For friends who have played around with singalR and tried singalR self host and want to host in SSL, read on.

Setting up singalR in SSL is relatively very easy but not straight forward, I did not find it in documentation that this is the way to do it.
So here is my own.

Steps to create and host a signalR package in SSL

1)Get singalR self-host running, for help and quick start install nuget owin package

Install-Package Microsoft.Owin.Hosting -pre
Install-Package Microsoft.Owin.Host.HttpListener -pre
Install-Package Microsoft.AspNet.SignalR.Owin

Lets set up singalR on http://localhost:8082

static void Main(string[] args)
            string url = "http://localhost:8082";
            using (WebApplication.Start<Startup>(url))
                Console.WriteLine("Server started URL "+url);


    class Startup
        public void Configuration(IAppBuilder app)
            // to turn on cross domain and other stuff
            var config = new HubConfiguration { EnableCrossDomain = true, EnableJavaScriptProxies = true, EnableDetailedErrors = true };


After successfully doing it you can navigate to http://localhost:8082/singalr/hubs and you will see your dynamically generated hubs file.

so at the moment we have it running on localhost on *non* SSL environment.


To run it in SSL, you need an SSL certificate. Two things to note here

1) SSL is port 443 or your ip address(localhost)

2) SSL needs a certificate (I am not going into detail about creating an SSL certificate but you can find it here)

But wait, we have hosted our singalR at socket address= localhost:8082, How is it going to map at port 443 then?

It wont. When you set up an SSL it will map to socket address = localhost:443 (because of point 1)


To make it work you need a SSL certificate (a self signed will do) for your localhost and a *unique* url to host singalR

so after creating a SSL certificate i have changed the above mentioned code to

static void Main(string[] args)
            string url = "https://localhost/server1/";
            using (WebApplication.Start<Startup>(url))
                Console.WriteLine("Server started URL "+url);

now if you navigate to https://localhost/server1/singalr/hubs you will see a dynamically generated file.

What does this tell me?

It tells me that I have hosted my signalr on https://localhost:443/server1/

But I have not enabled any port sharing, how does this work?

IIS automatically enables port sharing, and so does singalR. You can host as many server on SSL on a singal ip address/domain name
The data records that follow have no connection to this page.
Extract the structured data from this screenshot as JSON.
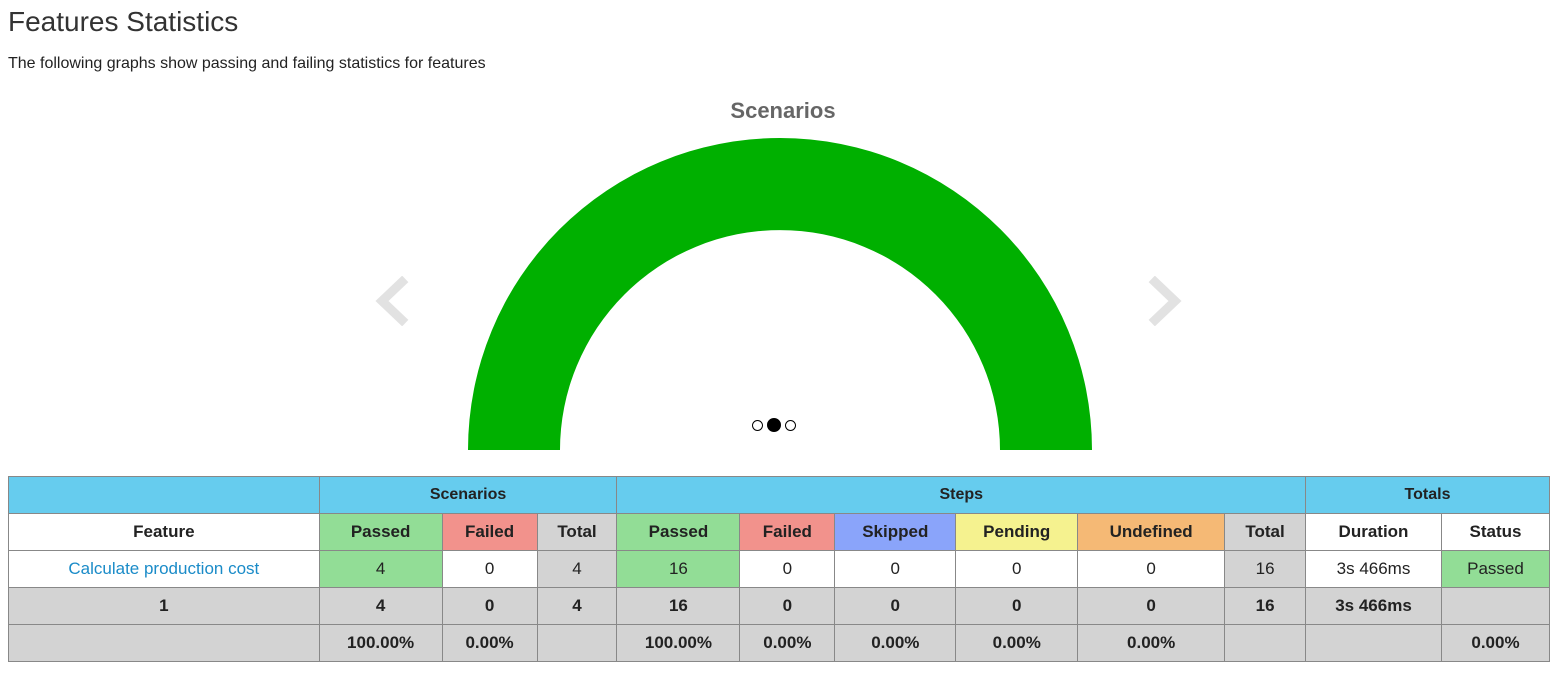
{
  "page": {
    "title": "Features Statistics",
    "subtitle": "The following graphs show passing and failing statistics for features"
  },
  "carousel": {
    "active_slide": 2,
    "slide_count": 3
  },
  "chart_data": {
    "type": "pie",
    "variant": "half-doughnut",
    "title": "Scenarios",
    "labels": [
      "Passed"
    ],
    "values": [
      4
    ],
    "colors": [
      "#00b000"
    ]
  },
  "table": {
    "groups": {
      "scenarios": "Scenarios",
      "steps": "Steps",
      "totals": "Totals"
    },
    "headers": {
      "feature": "Feature",
      "sc_passed": "Passed",
      "sc_failed": "Failed",
      "sc_total": "Total",
      "st_passed": "Passed",
      "st_failed": "Failed",
      "st_skipped": "Skipped",
      "st_pending": "Pending",
      "st_undefined": "Undefined",
      "st_total": "Total",
      "duration": "Duration",
      "status": "Status"
    },
    "row": {
      "feature": "Calculate production cost",
      "sc_passed": "4",
      "sc_failed": "0",
      "sc_total": "4",
      "st_passed": "16",
      "st_failed": "0",
      "st_skipped": "0",
      "st_pending": "0",
      "st_undefined": "0",
      "st_total": "16",
      "duration": "3s 466ms",
      "status": "Passed"
    },
    "summary": {
      "feature": "1",
      "sc_passed": "4",
      "sc_failed": "0",
      "sc_total": "4",
      "st_passed": "16",
      "st_failed": "0",
      "st_skipped": "0",
      "st_pending": "0",
      "st_undefined": "0",
      "st_total": "16",
      "duration": "3s 466ms",
      "status": ""
    },
    "percent": {
      "sc_passed": "100.00%",
      "sc_failed": "0.00%",
      "st_passed": "100.00%",
      "st_failed": "0.00%",
      "st_skipped": "0.00%",
      "st_pending": "0.00%",
      "st_undefined": "0.00%",
      "status": "0.00%"
    }
  }
}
Note: if you have a domain name for your localhost you can use that too for example,

You can point your localhost/ address to a domain name in your host file.


Simple and quick, Hopefully this will help someone start easy.